(Exercise materials)

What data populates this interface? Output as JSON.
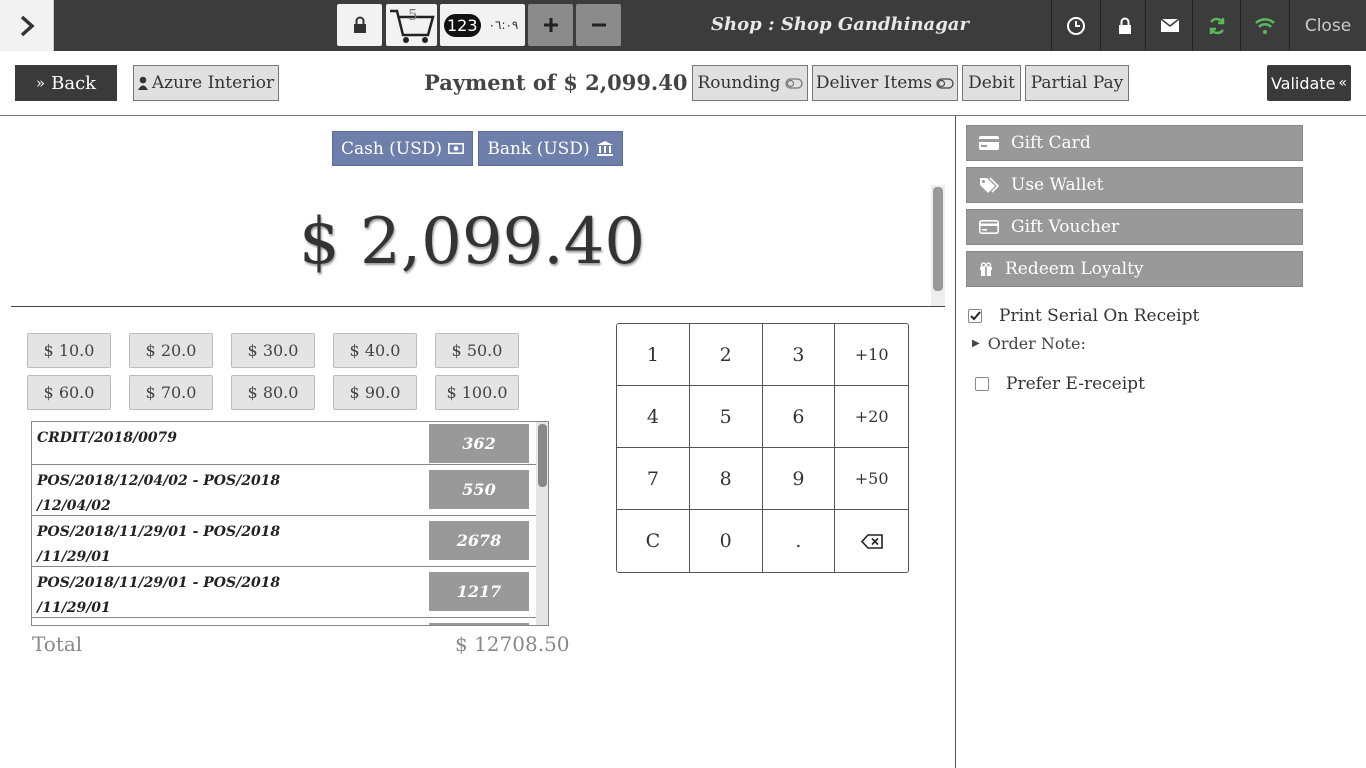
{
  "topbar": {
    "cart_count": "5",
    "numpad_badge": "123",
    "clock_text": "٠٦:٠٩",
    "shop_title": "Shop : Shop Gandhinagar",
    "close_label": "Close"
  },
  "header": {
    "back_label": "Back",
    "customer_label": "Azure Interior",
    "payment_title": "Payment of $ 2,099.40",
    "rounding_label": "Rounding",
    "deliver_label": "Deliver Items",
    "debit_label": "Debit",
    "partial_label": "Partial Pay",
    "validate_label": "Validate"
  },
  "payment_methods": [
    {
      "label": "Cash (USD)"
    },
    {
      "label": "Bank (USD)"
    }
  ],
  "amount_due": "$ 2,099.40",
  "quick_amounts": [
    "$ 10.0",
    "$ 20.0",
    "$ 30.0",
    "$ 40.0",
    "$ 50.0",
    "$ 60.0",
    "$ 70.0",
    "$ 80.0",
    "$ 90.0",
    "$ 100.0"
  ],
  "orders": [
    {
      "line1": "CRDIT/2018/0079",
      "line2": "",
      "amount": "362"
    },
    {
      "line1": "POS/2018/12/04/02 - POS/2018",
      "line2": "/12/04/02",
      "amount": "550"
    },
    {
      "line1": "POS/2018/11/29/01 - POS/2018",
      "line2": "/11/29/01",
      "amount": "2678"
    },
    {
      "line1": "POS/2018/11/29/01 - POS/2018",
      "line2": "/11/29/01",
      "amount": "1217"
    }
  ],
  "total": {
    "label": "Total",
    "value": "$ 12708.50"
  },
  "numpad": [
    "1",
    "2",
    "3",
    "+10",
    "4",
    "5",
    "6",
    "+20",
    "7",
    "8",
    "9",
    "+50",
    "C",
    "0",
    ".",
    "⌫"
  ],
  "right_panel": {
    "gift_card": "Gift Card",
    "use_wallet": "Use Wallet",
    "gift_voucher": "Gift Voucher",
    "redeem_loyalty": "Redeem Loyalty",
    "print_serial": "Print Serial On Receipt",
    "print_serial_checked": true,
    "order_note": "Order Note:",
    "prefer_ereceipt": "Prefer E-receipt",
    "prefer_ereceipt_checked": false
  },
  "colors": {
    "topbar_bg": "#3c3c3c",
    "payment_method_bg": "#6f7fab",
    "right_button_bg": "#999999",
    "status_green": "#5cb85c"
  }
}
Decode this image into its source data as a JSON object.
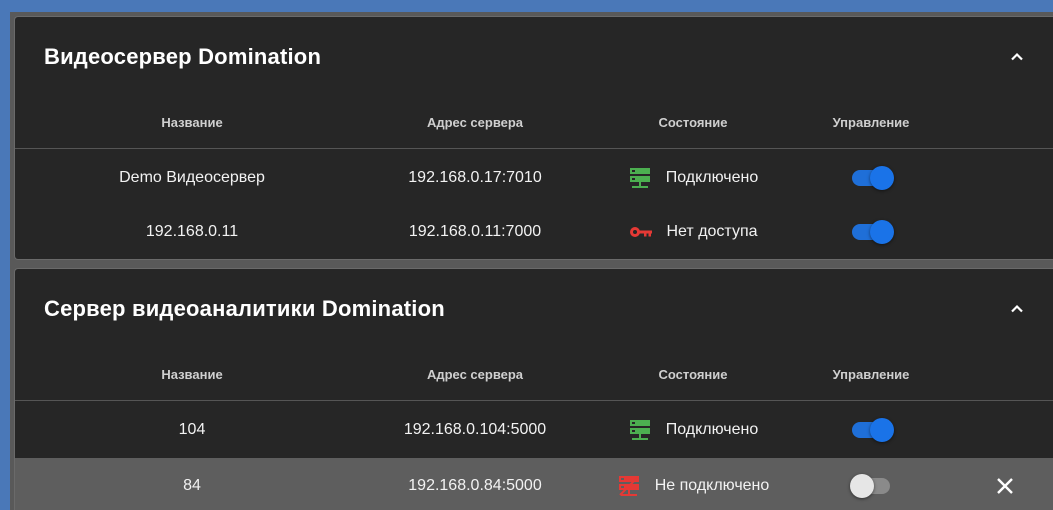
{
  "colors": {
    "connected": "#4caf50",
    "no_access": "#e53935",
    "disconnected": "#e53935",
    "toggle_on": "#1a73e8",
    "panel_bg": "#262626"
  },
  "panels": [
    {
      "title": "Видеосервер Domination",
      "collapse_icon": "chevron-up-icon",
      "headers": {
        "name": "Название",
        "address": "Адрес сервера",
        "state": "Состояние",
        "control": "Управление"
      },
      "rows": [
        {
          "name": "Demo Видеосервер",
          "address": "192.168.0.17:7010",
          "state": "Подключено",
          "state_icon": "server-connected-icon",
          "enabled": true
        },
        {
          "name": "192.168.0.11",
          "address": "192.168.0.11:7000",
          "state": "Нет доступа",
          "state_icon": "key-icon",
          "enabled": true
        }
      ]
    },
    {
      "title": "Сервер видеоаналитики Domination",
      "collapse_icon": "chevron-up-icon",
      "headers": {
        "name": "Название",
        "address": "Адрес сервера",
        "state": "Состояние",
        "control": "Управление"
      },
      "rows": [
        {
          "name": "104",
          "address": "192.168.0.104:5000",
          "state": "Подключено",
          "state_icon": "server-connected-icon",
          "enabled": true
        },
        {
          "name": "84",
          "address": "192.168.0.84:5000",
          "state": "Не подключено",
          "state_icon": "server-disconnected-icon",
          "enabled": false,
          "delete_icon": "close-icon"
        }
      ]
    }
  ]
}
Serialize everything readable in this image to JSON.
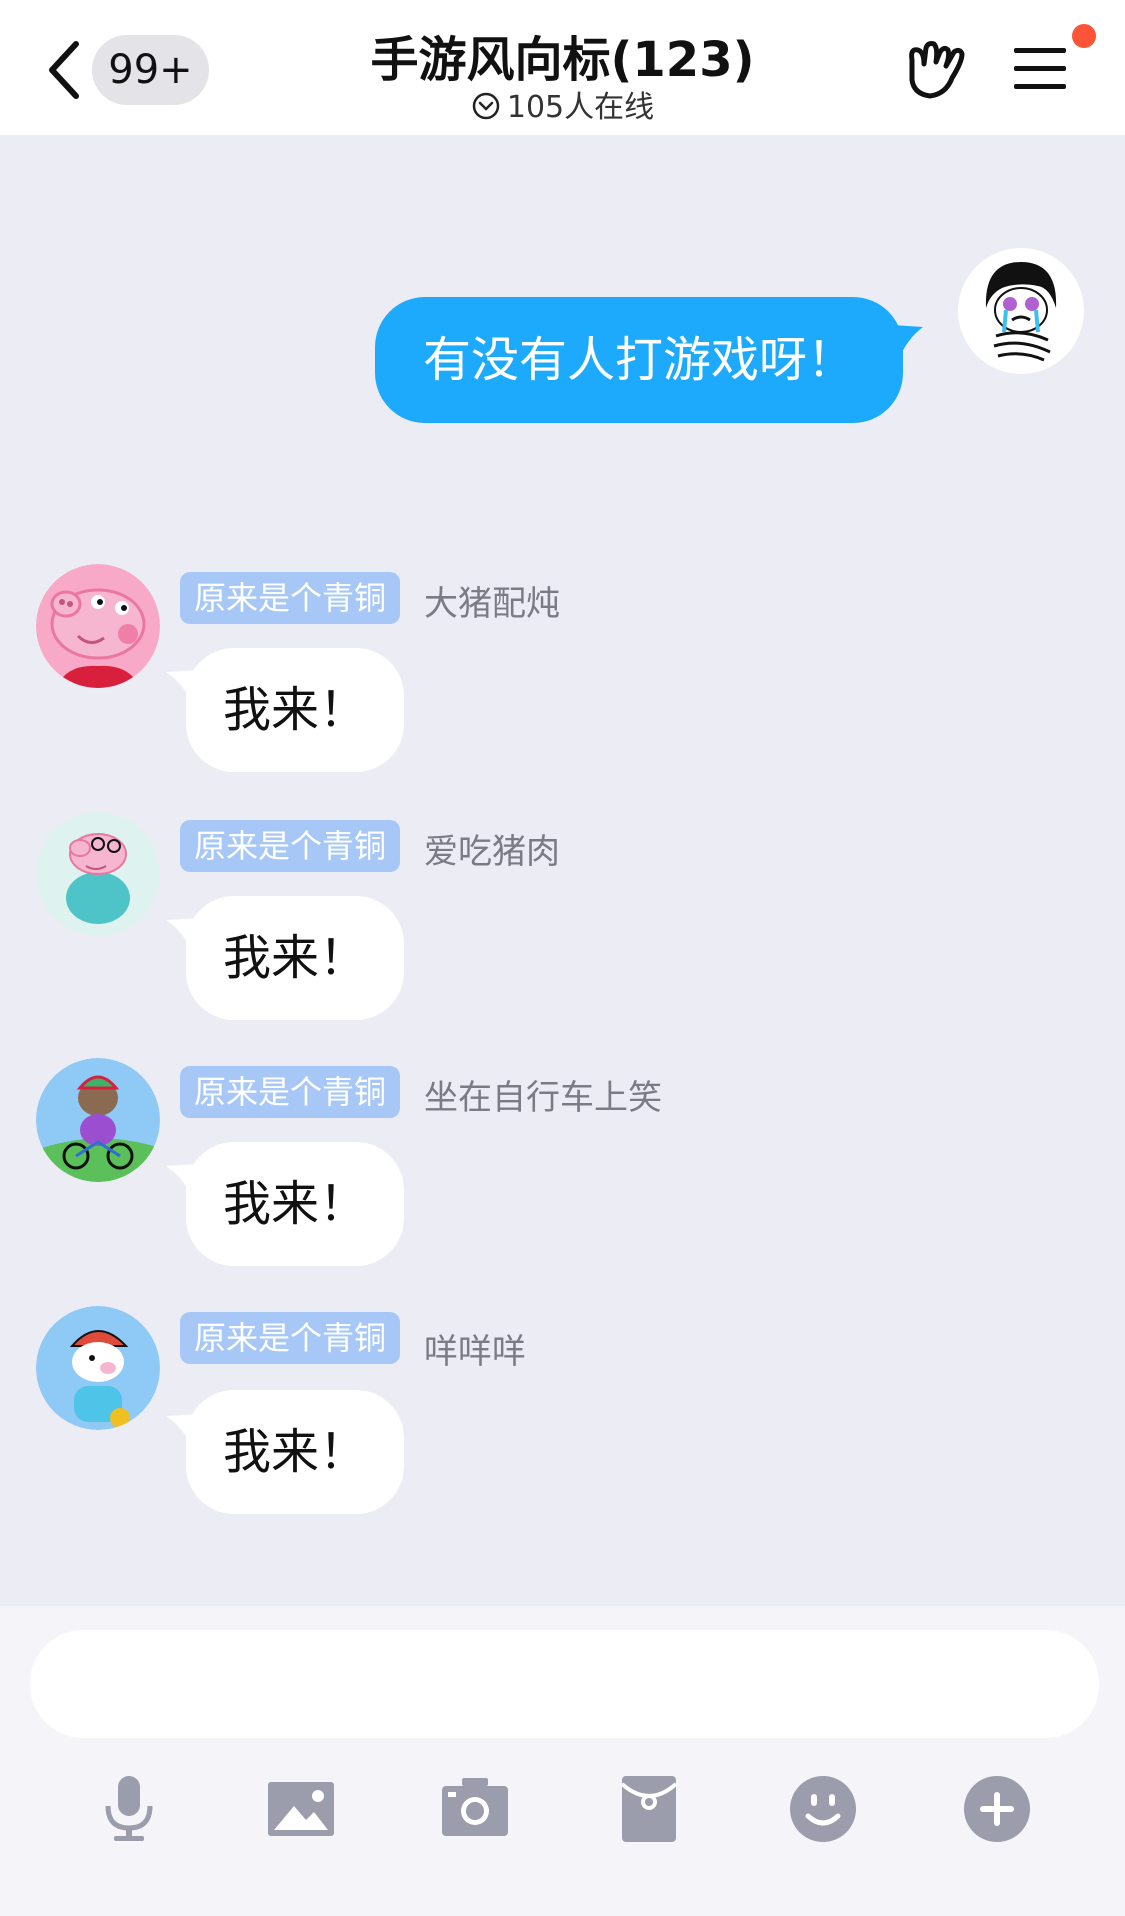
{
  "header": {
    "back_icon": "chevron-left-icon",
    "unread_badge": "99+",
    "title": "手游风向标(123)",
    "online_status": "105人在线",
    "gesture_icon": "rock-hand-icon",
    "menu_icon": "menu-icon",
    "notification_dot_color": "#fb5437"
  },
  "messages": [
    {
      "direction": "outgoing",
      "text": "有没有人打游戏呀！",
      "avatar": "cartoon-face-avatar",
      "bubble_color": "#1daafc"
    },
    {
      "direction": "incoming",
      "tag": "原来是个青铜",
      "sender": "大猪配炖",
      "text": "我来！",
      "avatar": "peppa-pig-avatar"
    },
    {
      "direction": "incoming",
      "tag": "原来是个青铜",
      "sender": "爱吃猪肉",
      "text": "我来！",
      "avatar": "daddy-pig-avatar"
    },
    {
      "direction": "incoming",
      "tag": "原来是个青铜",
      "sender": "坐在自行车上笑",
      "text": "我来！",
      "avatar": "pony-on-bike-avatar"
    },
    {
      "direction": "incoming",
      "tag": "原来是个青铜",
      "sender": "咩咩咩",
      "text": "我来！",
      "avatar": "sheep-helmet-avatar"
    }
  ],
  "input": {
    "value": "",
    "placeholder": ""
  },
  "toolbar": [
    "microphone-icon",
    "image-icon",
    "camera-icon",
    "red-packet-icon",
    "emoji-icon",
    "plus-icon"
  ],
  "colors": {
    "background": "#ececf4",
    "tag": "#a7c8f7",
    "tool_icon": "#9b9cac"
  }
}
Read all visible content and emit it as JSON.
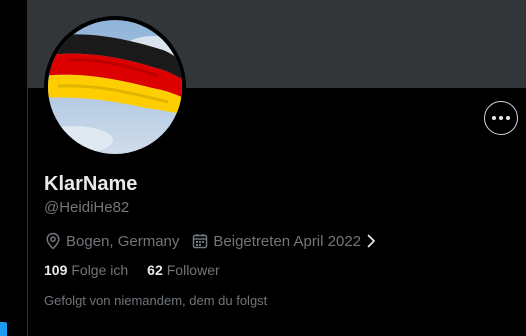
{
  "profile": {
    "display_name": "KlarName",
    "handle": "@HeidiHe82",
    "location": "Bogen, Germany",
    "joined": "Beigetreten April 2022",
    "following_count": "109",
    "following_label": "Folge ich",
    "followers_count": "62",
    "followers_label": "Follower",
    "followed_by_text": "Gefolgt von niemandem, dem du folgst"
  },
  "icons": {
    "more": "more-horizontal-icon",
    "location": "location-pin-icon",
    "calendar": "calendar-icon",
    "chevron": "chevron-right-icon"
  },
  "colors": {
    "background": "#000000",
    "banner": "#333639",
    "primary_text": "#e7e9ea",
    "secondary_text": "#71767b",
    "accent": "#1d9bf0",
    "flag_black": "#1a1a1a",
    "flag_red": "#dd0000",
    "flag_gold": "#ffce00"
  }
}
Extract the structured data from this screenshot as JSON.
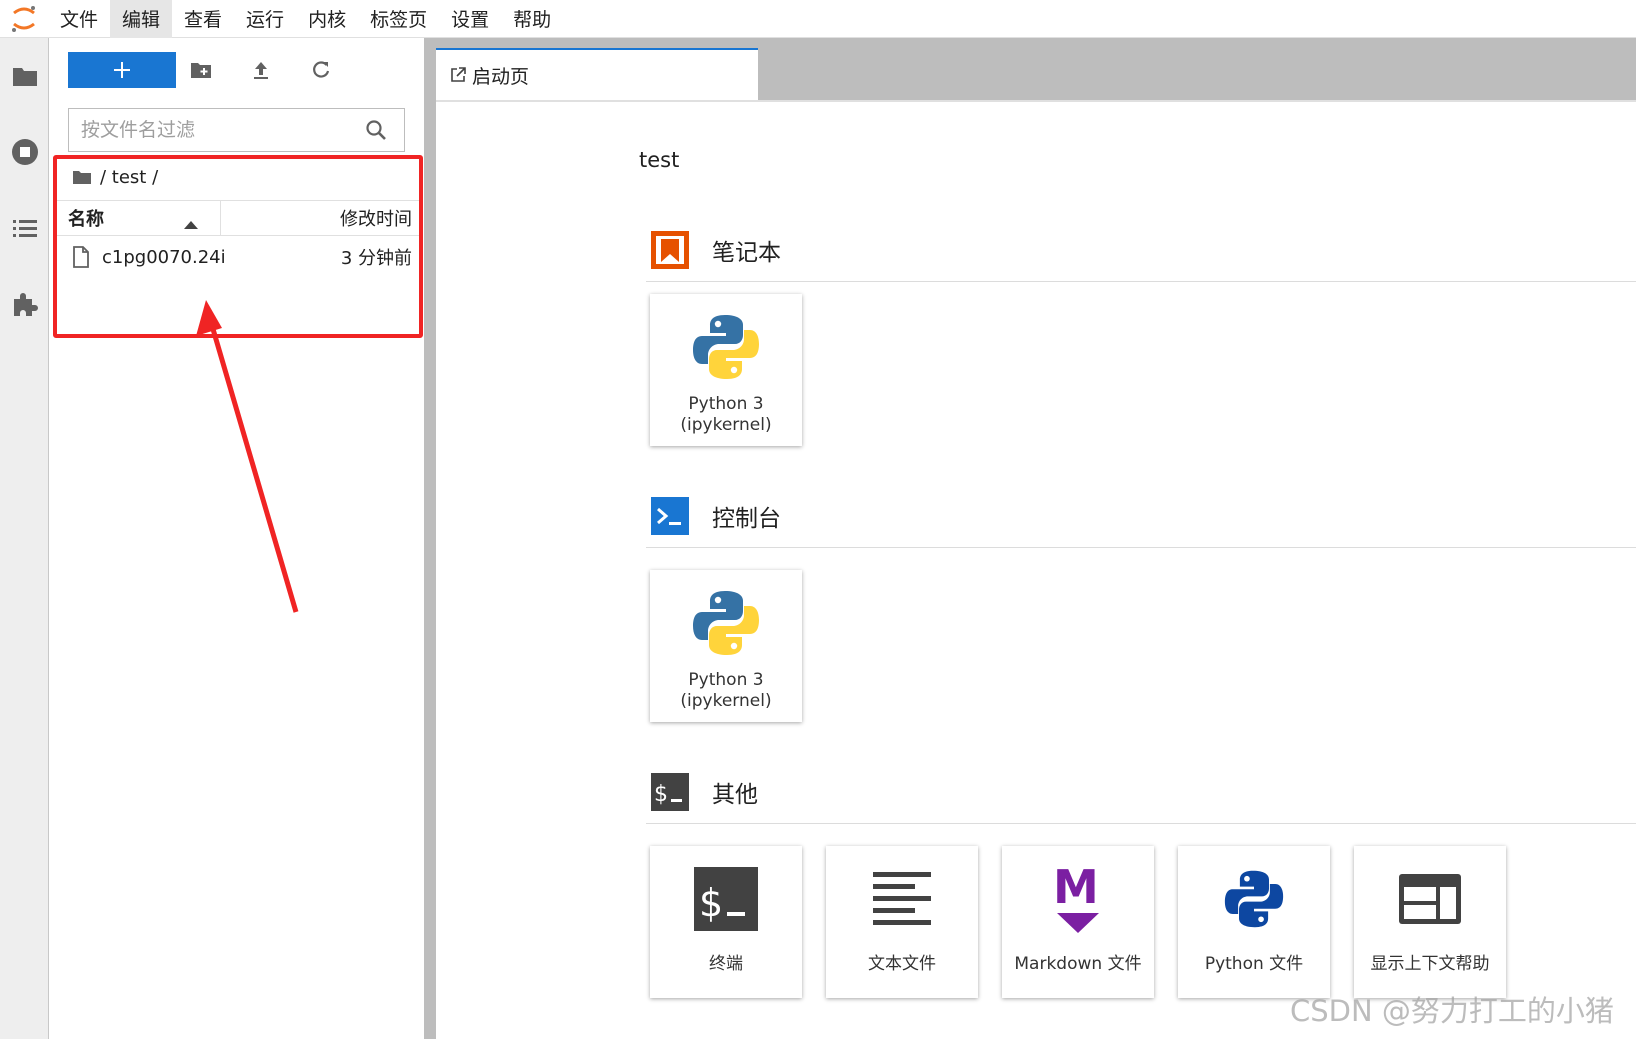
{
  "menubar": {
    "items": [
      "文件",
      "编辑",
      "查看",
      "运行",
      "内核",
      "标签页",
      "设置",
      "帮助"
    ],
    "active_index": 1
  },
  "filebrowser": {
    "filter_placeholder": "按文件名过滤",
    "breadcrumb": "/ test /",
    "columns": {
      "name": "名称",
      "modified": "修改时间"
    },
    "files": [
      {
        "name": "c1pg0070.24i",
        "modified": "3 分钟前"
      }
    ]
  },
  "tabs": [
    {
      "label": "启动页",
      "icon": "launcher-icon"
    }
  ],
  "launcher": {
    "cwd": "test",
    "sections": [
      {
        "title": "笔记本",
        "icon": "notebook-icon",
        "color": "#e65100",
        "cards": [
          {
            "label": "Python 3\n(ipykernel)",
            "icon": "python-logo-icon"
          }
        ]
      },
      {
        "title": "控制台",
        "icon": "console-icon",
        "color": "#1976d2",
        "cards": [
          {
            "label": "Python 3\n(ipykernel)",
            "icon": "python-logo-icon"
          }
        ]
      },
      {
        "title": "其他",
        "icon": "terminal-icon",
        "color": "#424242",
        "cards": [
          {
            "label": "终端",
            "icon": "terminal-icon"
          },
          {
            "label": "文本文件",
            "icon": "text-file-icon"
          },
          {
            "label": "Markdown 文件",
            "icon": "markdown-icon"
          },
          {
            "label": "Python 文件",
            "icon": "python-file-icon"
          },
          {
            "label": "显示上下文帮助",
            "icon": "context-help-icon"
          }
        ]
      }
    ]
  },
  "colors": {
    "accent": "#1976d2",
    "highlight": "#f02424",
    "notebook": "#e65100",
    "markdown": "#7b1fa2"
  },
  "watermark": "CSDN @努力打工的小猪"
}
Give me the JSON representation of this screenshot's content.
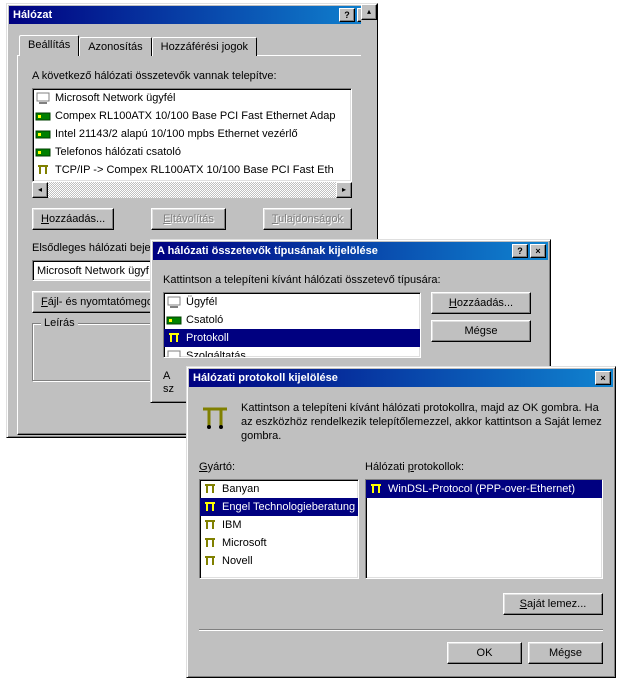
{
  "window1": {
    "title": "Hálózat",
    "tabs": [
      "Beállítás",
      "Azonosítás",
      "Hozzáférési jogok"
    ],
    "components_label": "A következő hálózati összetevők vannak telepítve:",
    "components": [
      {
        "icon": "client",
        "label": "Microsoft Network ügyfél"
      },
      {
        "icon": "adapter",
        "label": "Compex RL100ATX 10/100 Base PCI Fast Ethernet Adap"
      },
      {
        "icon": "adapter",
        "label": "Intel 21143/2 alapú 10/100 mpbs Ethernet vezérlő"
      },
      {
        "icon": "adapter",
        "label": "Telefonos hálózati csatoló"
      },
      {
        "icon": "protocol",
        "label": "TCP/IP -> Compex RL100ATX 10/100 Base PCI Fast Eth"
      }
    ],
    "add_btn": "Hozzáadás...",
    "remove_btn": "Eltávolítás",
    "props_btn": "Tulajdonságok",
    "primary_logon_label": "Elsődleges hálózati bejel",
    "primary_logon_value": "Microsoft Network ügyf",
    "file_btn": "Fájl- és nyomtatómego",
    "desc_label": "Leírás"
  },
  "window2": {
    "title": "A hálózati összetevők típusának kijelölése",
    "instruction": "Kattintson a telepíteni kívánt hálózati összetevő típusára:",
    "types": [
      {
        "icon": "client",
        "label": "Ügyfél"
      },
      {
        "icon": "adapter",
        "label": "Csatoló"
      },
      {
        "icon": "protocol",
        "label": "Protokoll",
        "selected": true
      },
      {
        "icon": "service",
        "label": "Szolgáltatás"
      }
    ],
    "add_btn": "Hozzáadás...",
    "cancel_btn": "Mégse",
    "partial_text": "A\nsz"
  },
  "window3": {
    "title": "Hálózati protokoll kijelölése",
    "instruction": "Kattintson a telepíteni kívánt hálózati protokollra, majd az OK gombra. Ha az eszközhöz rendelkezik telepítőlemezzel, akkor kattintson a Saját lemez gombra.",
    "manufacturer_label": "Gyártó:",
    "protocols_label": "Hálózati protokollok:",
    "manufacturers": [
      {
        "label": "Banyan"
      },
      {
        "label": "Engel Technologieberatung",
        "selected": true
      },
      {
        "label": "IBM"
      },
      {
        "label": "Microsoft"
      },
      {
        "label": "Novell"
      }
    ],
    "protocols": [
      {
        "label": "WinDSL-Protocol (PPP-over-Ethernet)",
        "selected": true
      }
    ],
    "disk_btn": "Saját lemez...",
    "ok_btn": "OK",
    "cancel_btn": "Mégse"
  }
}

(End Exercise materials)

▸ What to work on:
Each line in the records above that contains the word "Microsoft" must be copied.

▸ Solution:
        "label": "Microsoft Network ügyfél"
    "primary_logon_value": "Microsoft Network ügyf",
        "label": "Microsoft"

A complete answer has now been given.